◆ Recorded data:
|---|

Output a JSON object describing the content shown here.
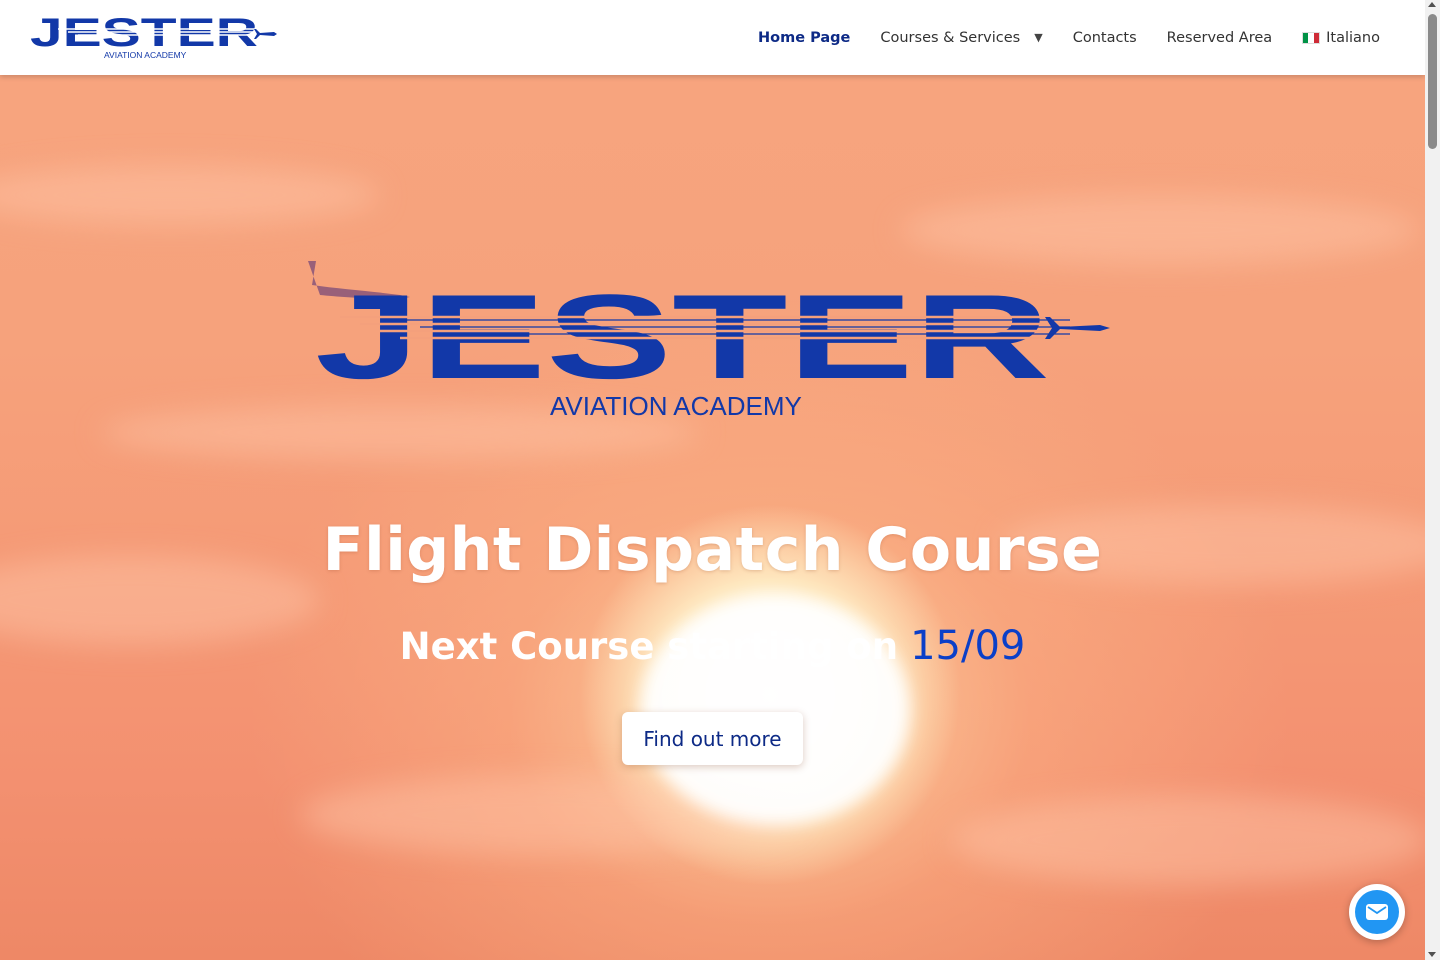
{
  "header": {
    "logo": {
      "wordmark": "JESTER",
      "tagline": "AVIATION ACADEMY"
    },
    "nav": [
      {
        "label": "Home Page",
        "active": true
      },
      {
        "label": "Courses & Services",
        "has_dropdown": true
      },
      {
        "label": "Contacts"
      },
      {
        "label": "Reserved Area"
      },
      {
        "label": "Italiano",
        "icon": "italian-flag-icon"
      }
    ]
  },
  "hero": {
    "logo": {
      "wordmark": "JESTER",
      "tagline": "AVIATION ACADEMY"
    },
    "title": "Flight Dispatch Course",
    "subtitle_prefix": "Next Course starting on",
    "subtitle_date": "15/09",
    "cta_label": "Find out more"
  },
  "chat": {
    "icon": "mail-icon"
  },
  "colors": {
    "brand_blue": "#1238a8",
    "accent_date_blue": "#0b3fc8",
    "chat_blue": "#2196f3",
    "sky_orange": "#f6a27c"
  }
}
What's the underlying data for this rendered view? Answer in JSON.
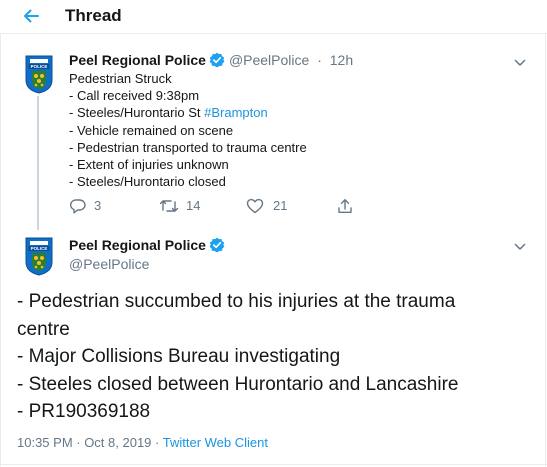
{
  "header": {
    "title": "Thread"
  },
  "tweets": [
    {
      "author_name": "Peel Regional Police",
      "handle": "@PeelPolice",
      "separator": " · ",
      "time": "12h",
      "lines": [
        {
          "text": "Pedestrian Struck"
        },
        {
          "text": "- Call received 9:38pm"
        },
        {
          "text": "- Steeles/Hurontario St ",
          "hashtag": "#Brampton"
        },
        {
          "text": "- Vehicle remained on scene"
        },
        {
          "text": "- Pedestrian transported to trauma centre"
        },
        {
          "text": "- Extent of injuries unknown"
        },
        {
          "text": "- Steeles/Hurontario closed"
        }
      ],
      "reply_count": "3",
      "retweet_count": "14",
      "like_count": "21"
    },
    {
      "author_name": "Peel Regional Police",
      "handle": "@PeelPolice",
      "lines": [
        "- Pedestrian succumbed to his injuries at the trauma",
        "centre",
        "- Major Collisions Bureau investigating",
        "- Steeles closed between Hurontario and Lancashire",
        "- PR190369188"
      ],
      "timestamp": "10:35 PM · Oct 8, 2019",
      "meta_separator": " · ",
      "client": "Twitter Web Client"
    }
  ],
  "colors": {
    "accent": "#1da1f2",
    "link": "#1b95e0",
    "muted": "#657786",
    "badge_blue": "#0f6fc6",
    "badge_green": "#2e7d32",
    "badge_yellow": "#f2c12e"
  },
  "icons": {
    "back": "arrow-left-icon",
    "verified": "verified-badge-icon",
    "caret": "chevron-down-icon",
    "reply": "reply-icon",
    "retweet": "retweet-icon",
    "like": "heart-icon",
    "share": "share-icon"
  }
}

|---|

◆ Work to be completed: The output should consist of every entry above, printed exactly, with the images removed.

◆ Solution for this exercise:
Output a JSON object describing the content shown here.
{
  "header": {
    "logo": {
      "wordmark": "JESTER",
      "tagline": "AVIATION ACADEMY"
    },
    "nav": [
      {
        "label": "Home Page",
        "active": true
      },
      {
        "label": "Courses & Services",
        "has_dropdown": true
      },
      {
        "label": "Contacts"
      },
      {
        "label": "Reserved Area"
      },
      {
        "label": "Italiano",
        "icon": "italian-flag-icon"
      }
    ]
  },
  "hero": {
    "logo": {
      "wordmark": "JESTER",
      "tagline": "AVIATION ACADEMY"
    },
    "title": "Flight Dispatch Course",
    "subtitle_prefix": "Next Course starting on",
    "subtitle_date": "15/09",
    "cta_label": "Find out more"
  },
  "chat": {
    "icon": "mail-icon"
  },
  "colors": {
    "brand_blue": "#1238a8",
    "accent_date_blue": "#0b3fc8",
    "chat_blue": "#2196f3",
    "sky_orange": "#f6a27c"
  }
}
What's the underlying data for this rendered view? Answer in JSON.
{
  "header": {
    "title": "Thread"
  },
  "tweets": [
    {
      "author_name": "Peel Regional Police",
      "handle": "@PeelPolice",
      "separator": " · ",
      "time": "12h",
      "lines": [
        {
          "text": "Pedestrian Struck"
        },
        {
          "text": "- Call received 9:38pm"
        },
        {
          "text": "- Steeles/Hurontario St ",
          "hashtag": "#Brampton"
        },
        {
          "text": "- Vehicle remained on scene"
        },
        {
          "text": "- Pedestrian transported to trauma centre"
        },
        {
          "text": "- Extent of injuries unknown"
        },
        {
          "text": "- Steeles/Hurontario closed"
        }
      ],
      "reply_count": "3",
      "retweet_count": "14",
      "like_count": "21"
    },
    {
      "author_name": "Peel Regional Police",
      "handle": "@PeelPolice",
      "lines": [
        "- Pedestrian succumbed to his injuries at the trauma",
        "centre",
        "- Major Collisions Bureau investigating",
        "- Steeles closed between Hurontario and Lancashire",
        "- PR190369188"
      ],
      "timestamp": "10:35 PM · Oct 8, 2019",
      "meta_separator": " · ",
      "client": "Twitter Web Client"
    }
  ],
  "colors": {
    "accent": "#1da1f2",
    "link": "#1b95e0",
    "muted": "#657786",
    "badge_blue": "#0f6fc6",
    "badge_green": "#2e7d32",
    "badge_yellow": "#f2c12e"
  },
  "icons": {
    "back": "arrow-left-icon",
    "verified": "verified-badge-icon",
    "caret": "chevron-down-icon",
    "reply": "reply-icon",
    "retweet": "retweet-icon",
    "like": "heart-icon",
    "share": "share-icon"
  }
}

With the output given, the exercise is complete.